- _Source data_:
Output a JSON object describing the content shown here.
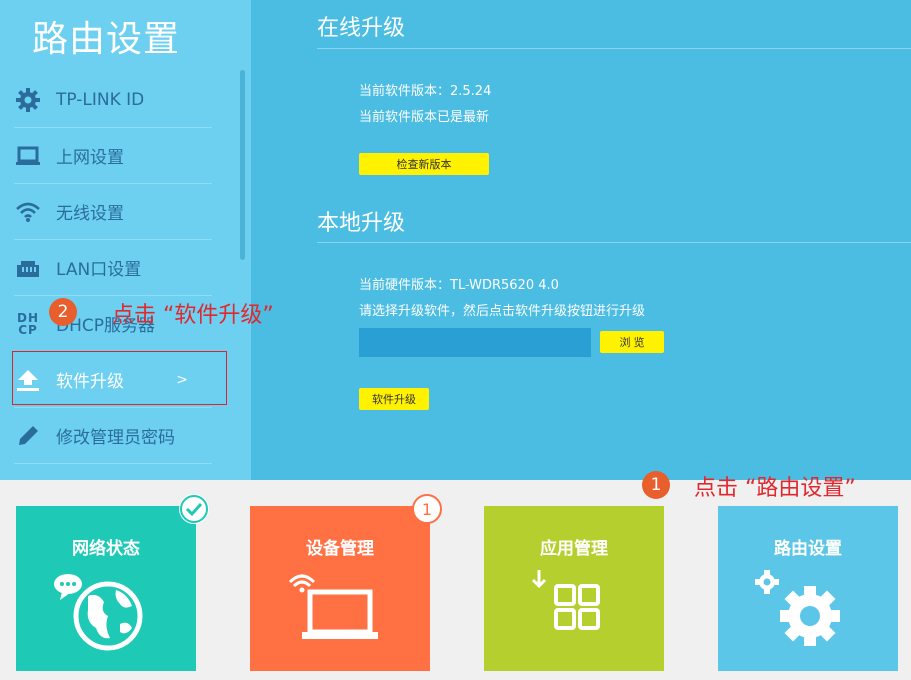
{
  "sidebar": {
    "title": "路由设置",
    "items": [
      {
        "label": "TP-LINK ID",
        "icon": "gear-icon"
      },
      {
        "label": "上网设置",
        "icon": "laptop-icon"
      },
      {
        "label": "无线设置",
        "icon": "wifi-icon"
      },
      {
        "label": "LAN口设置",
        "icon": "lan-port-icon"
      },
      {
        "label": "DHCP服务器",
        "icon": "dhcp-icon",
        "icon_text": "DH CP"
      },
      {
        "label": "软件升级",
        "icon": "upload-icon",
        "arrow": ">"
      },
      {
        "label": "修改管理员密码",
        "icon": "pencil-icon"
      }
    ]
  },
  "main": {
    "online": {
      "title": "在线升级",
      "current_version": "当前软件版本：2.5.24",
      "status": "当前软件版本已是最新",
      "check_button": "检查新版本"
    },
    "local": {
      "title": "本地升级",
      "hardware_version": "当前硬件版本：TL-WDR5620 4.0",
      "instruction": "请选择升级软件，然后点击软件升级按钮进行升级",
      "browse_button": "浏 览",
      "upgrade_button": "软件升级"
    }
  },
  "annotations": {
    "step1_number": "1",
    "step1_text": "点击 “路由设置”",
    "step2_number": "2",
    "step2_text": "点击 “软件升级”"
  },
  "tiles": [
    {
      "label": "网络状态",
      "color": "#1ec9b5",
      "badge": "check"
    },
    {
      "label": "设备管理",
      "color": "#ff7043",
      "badge": "1"
    },
    {
      "label": "应用管理",
      "color": "#b5cf2e"
    },
    {
      "label": "路由设置",
      "color": "#5bc6e8"
    }
  ],
  "colors": {
    "sidebar_bg": "#6dd0f0",
    "main_bg": "#4bbde3",
    "button_yellow": "#fff200",
    "annotation_red": "#e0282e",
    "badge_orange": "#e85e2c"
  }
}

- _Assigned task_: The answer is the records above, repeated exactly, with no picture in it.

- _Task solution_:
Output a JSON object describing the content shown here.
{
  "sidebar": {
    "title": "路由设置",
    "items": [
      {
        "label": "TP-LINK ID",
        "icon": "gear-icon"
      },
      {
        "label": "上网设置",
        "icon": "laptop-icon"
      },
      {
        "label": "无线设置",
        "icon": "wifi-icon"
      },
      {
        "label": "LAN口设置",
        "icon": "lan-port-icon"
      },
      {
        "label": "DHCP服务器",
        "icon": "dhcp-icon",
        "icon_text": "DH CP"
      },
      {
        "label": "软件升级",
        "icon": "upload-icon",
        "arrow": ">"
      },
      {
        "label": "修改管理员密码",
        "icon": "pencil-icon"
      }
    ]
  },
  "main": {
    "online": {
      "title": "在线升级",
      "current_version": "当前软件版本：2.5.24",
      "status": "当前软件版本已是最新",
      "check_button": "检查新版本"
    },
    "local": {
      "title": "本地升级",
      "hardware_version": "当前硬件版本：TL-WDR5620 4.0",
      "instruction": "请选择升级软件，然后点击软件升级按钮进行升级",
      "browse_button": "浏 览",
      "upgrade_button": "软件升级"
    }
  },
  "annotations": {
    "step1_number": "1",
    "step1_text": "点击 “路由设置”",
    "step2_number": "2",
    "step2_text": "点击 “软件升级”"
  },
  "tiles": [
    {
      "label": "网络状态",
      "color": "#1ec9b5",
      "badge": "check"
    },
    {
      "label": "设备管理",
      "color": "#ff7043",
      "badge": "1"
    },
    {
      "label": "应用管理",
      "color": "#b5cf2e"
    },
    {
      "label": "路由设置",
      "color": "#5bc6e8"
    }
  ],
  "colors": {
    "sidebar_bg": "#6dd0f0",
    "main_bg": "#4bbde3",
    "button_yellow": "#fff200",
    "annotation_red": "#e0282e",
    "badge_orange": "#e85e2c"
  }
}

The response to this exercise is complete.